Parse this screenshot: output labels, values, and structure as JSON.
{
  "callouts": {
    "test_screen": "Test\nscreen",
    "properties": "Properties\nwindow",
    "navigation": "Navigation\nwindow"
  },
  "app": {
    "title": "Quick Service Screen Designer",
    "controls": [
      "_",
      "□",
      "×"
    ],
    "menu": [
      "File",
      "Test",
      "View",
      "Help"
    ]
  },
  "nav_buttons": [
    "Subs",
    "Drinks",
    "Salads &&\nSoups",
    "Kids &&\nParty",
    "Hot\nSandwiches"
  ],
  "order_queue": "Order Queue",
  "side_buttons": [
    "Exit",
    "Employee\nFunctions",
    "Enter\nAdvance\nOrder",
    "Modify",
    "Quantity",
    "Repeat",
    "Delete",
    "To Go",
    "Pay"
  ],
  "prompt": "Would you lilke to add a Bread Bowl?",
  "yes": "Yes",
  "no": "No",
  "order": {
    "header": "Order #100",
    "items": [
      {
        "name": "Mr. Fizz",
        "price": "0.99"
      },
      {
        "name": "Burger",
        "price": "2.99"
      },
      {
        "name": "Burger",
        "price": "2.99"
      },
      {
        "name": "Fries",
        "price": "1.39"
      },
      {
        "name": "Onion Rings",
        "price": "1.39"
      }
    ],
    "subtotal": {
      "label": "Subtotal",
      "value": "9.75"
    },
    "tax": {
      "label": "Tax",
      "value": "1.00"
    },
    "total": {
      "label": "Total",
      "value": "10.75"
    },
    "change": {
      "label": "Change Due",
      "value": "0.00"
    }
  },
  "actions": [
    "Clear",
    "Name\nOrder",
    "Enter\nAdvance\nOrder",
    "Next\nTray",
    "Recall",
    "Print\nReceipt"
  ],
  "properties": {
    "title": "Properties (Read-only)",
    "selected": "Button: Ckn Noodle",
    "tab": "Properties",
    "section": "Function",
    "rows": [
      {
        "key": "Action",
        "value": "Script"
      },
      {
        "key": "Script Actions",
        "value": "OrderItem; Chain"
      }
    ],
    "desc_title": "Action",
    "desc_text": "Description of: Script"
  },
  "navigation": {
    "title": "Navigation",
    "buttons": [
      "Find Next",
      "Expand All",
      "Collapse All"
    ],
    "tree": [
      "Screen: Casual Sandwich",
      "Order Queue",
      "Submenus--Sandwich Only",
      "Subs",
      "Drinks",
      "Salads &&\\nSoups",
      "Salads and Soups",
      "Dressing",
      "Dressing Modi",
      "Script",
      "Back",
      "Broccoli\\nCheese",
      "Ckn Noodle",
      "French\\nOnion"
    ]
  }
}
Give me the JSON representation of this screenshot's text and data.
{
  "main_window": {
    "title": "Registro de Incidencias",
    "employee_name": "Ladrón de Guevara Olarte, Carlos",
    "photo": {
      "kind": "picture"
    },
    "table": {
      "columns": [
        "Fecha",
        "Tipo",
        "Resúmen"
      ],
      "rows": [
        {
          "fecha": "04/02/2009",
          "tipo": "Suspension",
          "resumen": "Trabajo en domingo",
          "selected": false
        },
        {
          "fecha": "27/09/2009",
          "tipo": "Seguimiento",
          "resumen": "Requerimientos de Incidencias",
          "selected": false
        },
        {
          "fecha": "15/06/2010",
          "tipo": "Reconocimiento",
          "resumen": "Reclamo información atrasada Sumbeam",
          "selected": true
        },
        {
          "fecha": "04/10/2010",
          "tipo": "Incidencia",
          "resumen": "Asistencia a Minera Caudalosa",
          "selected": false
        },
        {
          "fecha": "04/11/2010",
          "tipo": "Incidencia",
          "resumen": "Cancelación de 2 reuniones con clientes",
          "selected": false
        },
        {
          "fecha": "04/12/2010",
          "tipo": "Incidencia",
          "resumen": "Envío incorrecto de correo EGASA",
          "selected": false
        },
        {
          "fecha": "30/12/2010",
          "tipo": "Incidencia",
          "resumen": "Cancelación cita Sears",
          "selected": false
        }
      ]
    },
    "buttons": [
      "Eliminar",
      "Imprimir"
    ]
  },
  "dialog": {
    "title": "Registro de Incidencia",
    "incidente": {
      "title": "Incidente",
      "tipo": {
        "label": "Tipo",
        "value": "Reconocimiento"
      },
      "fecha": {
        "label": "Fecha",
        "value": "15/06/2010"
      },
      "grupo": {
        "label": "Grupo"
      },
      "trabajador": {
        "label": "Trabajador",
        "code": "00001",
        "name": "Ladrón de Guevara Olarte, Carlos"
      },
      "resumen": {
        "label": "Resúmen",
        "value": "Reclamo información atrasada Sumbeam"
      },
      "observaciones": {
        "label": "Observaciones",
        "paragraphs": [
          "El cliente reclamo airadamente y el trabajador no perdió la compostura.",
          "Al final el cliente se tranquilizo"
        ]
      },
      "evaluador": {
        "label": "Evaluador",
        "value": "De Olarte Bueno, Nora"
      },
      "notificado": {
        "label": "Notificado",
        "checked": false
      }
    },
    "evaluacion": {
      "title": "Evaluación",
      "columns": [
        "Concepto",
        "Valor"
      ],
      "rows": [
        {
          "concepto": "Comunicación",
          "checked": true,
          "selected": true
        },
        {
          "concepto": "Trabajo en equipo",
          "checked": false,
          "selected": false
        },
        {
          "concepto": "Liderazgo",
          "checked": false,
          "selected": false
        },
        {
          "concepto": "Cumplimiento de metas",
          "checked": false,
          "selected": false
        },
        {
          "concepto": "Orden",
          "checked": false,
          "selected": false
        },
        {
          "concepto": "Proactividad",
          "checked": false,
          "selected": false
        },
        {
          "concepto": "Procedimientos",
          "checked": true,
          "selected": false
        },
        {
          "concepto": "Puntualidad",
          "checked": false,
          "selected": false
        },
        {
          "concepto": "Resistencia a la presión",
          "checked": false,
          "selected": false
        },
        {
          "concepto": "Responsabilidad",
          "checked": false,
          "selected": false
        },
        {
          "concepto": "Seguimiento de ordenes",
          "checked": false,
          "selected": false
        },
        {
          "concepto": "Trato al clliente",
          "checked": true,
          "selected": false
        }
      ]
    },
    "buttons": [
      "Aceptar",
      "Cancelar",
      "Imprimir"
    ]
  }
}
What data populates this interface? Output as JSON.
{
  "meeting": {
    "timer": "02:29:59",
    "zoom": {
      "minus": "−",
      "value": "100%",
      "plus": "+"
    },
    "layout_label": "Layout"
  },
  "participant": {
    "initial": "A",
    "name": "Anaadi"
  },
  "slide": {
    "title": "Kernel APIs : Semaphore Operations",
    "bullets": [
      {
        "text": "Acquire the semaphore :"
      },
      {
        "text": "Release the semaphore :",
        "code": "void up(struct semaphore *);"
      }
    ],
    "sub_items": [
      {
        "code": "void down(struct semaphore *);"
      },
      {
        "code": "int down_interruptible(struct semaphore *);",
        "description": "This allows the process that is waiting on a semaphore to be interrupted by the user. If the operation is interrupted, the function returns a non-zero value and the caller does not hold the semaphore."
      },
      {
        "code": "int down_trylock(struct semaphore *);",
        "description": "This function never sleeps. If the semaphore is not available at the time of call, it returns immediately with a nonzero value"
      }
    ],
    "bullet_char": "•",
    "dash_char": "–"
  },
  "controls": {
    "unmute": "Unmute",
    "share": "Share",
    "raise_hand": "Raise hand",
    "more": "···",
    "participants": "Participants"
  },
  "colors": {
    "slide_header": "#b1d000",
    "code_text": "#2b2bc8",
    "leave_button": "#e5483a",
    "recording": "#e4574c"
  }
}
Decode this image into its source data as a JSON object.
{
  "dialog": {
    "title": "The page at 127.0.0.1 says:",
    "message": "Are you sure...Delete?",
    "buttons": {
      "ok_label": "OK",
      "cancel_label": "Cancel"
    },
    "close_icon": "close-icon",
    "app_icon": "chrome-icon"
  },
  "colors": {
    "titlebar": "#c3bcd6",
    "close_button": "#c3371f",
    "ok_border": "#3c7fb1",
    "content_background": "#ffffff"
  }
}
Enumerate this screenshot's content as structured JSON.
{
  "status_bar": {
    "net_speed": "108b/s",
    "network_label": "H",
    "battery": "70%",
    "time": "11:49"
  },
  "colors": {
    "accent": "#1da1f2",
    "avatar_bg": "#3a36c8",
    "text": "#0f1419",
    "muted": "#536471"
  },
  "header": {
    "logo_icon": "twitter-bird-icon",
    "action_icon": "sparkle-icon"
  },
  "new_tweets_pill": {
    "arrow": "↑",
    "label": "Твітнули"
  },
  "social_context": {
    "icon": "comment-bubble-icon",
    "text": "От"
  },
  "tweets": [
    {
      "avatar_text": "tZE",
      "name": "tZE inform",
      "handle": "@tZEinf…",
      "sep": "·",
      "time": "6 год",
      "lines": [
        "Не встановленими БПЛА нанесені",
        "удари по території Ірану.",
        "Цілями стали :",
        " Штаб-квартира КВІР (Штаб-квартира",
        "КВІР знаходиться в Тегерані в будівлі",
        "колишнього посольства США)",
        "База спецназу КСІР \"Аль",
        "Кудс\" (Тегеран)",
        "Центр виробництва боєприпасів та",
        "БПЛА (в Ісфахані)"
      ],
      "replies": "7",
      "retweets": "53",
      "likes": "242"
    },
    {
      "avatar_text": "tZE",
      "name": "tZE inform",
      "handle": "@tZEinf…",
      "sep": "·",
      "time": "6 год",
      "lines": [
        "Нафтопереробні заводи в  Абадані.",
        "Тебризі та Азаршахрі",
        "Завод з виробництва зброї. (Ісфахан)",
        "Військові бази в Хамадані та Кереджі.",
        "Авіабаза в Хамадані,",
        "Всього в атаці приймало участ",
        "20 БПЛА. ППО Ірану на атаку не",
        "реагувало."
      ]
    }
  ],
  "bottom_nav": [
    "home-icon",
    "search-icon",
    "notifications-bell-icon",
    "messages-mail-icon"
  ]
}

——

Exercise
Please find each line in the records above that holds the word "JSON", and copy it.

Solved exercise
Parse this screenshot: output labels, values, and structure as JSON.
Give me the JSON representation of this screenshot's text and data.
What data populates this interface? Output as JSON.
Decode this image into its source data as a JSON object.
Enumerate this screenshot's content as structured JSON.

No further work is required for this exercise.